October is more than ADHD Awareness Month for me. It’s also a reminder of the struggles I’ve overcome with my own mental health, and why I committed my career to helping others that struggle as I did.
As a child with ADHD, I was very disorganized in school—so much so that I would lose not only my homework but also my backpack. Teachers would admonish me by saying “you need to focus” and “you could do well if you applied yourself” without knowing what I was going through. At the time, I didn’t know what I was dealing with either.
Those comments, and my own lack of understanding about my condition, had a negative impact on my mental health. I wasn’t having the same experience or receiving the same support as other kids; I knew I was different. Because of that, I went through bouts of depression beginning in middle school and throughout my life.
When I was tested and diagnosed as an adult, the psychologist said I had the worst case of adult ADHD she had seen in her practice.
My struggle with ADHD, however, is not unique. The disorder impacts roughly 10.5 million adults in the United States. Many of those cases stem from the disorder persisting in children who go undiagnosed.
Picture ADHD. Often what comes to mind is a young boy bouncing off the walls. But the cases often overlooked are those children that seem to be paying attention, even when they’re not—words go in one ear and out the other. This inattentive subtype contradicts our preconceived notions of what ADHD is “supposed” to look like and has led to it being severely underdiagnosed in many cases.
Adults that struggle with ADHD, particularly when undiagnosed or untreated, are more likely to develop addictions or substance use disorders. A 2020 ADDitude Magazine survey found that more than 15 percent of adults with ADHD relied upon alcohol and drugs during the past year—nearly triple the rate when compared to adults without ADHD.
Many adults with ADHD may also have problems regulating their emotions, and may display anger, impatience, an inability to get along at work, self-doubt and have difficulty managing stress. I endured depressive episodes for years during my own struggle with ADHD. I tried different medications, but any symptom relief was negated by drastic weight gain and other severe side effects.

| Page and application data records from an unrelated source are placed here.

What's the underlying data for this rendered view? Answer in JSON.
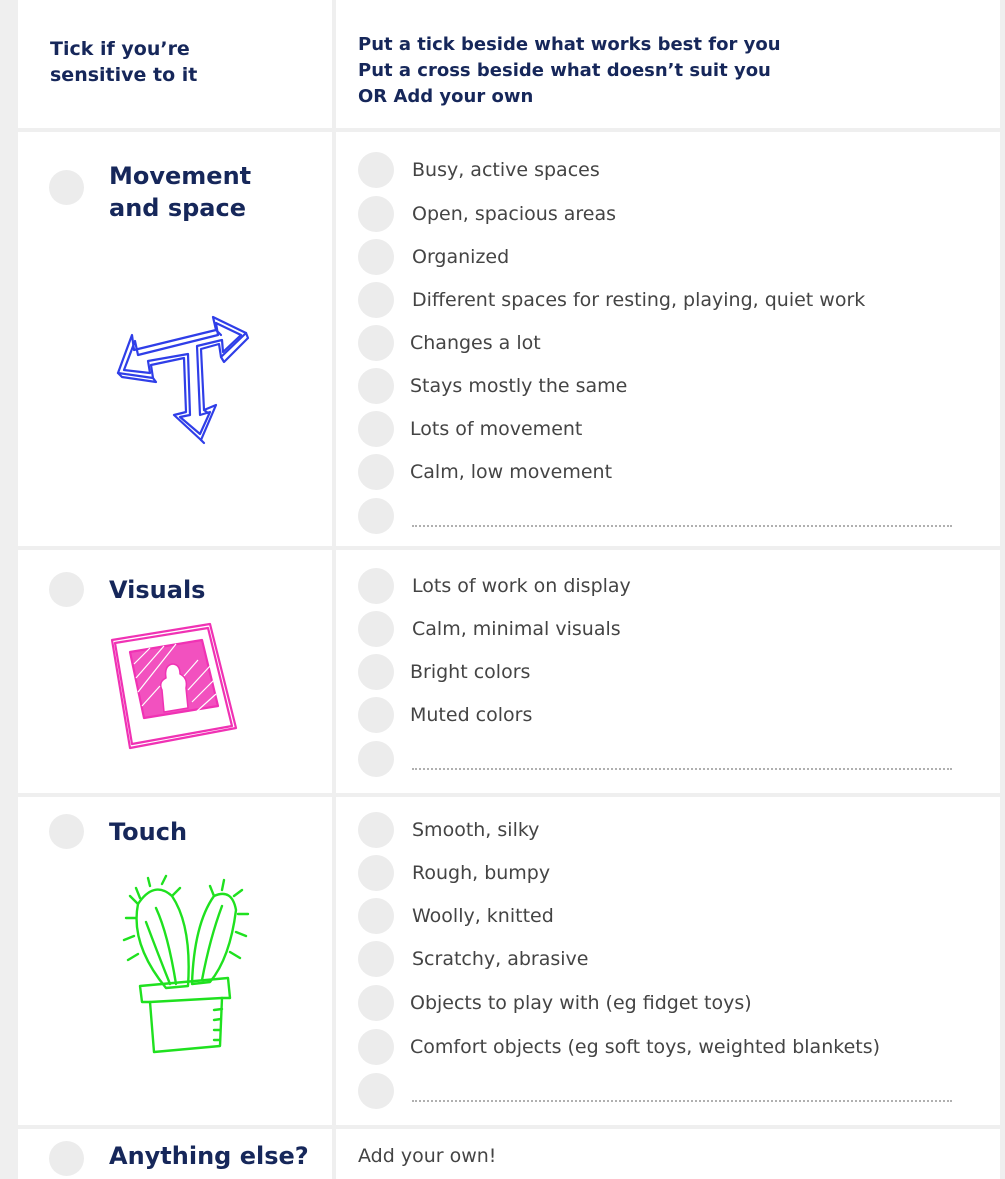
{
  "header": {
    "left_line1": "Tick if you’re",
    "left_line2": "sensitive to it",
    "right_line1": "Put a tick beside what works best for you",
    "right_line2": "Put a cross beside what doesn’t suit you",
    "right_or": "OR",
    "right_line3": "Add your own"
  },
  "sections": {
    "movement": {
      "title_line1": "Movement",
      "title_line2": "and space",
      "icon": "crossroad-arrows-icon",
      "icon_color": "#2f3ee8",
      "options": [
        "Busy, active spaces",
        "Open, spacious areas",
        "Organized",
        "Different spaces for resting, playing, quiet work",
        "Changes a lot",
        "Stays mostly the same",
        "Lots of movement",
        "Calm, low movement"
      ]
    },
    "visuals": {
      "title": "Visuals",
      "icon": "picture-frame-icon",
      "icon_color": "#f032b4",
      "options": [
        "Lots of work on display",
        "Calm, minimal visuals",
        "Bright colors",
        "Muted colors"
      ]
    },
    "touch": {
      "title": "Touch",
      "icon": "cactus-icon",
      "icon_color": "#1fe11f",
      "options": [
        "Smooth, silky",
        "Rough, bumpy",
        "Woolly, knitted",
        "Scratchy, abrasive",
        "Objects to play with (eg fidget toys)",
        "Comfort objects (eg soft toys, weighted blankets)"
      ]
    },
    "anything": {
      "title": "Anything else?",
      "text": "Add your own!"
    }
  },
  "colors": {
    "heading": "#16275a",
    "body_text": "#444444",
    "circle": "#ececec",
    "divider": "#efefef"
  }
}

My own mental health struggle helped me find my passion in the world of neuroscience, where I was first exposed to alternative treatment methods. These cutting-edge treatments included transcranial magnetic stimulation (TMS), ketamine infusion and neurofeedback, among others, all of which have shown to be effective at alleviating symptoms of ADHD, depression, Bipolar Disorder, PTSD, OCD, insomnia and more.
Many people have endured struggles similar to mine but aren’t aware of the alternative treatments available to them. Because of this, it’s important to continue raising awareness about how ADHD presents itself and how we can best treat it.

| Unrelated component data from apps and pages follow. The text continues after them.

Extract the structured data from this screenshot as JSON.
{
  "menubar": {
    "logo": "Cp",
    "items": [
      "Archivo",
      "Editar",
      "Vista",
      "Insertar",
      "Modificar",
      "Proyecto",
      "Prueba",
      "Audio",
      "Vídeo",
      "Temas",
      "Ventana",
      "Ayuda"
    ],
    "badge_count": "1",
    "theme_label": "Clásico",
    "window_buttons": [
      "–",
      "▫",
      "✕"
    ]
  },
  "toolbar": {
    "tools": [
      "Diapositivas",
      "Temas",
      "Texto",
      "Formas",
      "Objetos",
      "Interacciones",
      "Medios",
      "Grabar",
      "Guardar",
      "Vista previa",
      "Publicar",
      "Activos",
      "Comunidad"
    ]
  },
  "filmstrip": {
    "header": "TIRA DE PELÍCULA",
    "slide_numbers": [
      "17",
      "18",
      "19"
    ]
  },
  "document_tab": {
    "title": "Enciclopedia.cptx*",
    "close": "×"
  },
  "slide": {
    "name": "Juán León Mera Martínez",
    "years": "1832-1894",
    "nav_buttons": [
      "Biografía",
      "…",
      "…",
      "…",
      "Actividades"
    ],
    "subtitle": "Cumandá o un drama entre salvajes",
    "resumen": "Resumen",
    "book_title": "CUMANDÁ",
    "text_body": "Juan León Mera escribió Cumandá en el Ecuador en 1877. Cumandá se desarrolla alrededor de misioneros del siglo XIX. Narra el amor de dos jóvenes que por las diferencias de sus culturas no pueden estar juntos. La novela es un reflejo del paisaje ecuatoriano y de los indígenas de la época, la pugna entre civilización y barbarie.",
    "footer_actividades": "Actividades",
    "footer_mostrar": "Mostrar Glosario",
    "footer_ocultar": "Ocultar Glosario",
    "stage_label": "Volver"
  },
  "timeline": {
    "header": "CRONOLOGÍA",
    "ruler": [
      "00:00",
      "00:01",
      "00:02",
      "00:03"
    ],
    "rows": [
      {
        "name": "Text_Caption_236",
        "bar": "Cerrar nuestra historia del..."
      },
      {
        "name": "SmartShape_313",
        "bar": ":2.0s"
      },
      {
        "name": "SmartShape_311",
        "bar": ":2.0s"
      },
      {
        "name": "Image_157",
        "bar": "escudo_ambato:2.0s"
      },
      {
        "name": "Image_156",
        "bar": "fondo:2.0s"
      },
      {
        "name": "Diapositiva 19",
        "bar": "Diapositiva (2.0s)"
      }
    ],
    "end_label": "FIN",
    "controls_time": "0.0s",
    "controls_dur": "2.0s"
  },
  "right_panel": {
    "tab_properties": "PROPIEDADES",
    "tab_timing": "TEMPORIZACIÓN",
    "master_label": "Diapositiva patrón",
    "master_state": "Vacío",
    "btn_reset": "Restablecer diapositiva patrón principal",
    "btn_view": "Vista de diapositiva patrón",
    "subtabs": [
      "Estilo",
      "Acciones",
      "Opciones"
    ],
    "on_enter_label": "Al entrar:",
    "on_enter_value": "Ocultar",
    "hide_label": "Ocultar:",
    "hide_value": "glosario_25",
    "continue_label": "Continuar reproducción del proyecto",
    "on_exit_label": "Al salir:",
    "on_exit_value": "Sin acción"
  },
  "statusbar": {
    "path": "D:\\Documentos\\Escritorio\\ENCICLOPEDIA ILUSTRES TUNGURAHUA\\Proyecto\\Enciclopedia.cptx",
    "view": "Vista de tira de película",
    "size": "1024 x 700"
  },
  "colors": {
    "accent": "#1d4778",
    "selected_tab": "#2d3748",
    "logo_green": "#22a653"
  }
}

It’s not necessary to have a story like mine to help someone struggling with ADHD or other mental health disorders. However, I’m grateful every day that my journey led me here, and that my team at TMS & Brain Health gets to help those struggling with these life-changing treatment methods.
Ben Spielberg is the CEO and founding neuroscientist of TMS & Brain Health, an innovative brain health center based in Santa Monica and Los Angeles. TMS & Brain Health specializes in treating numerous mental health disorders through the use of cutting-edge treatments – such as TMS, ketamine infusion and neurofeedback – and by creating personalized treatment regimens for its patients.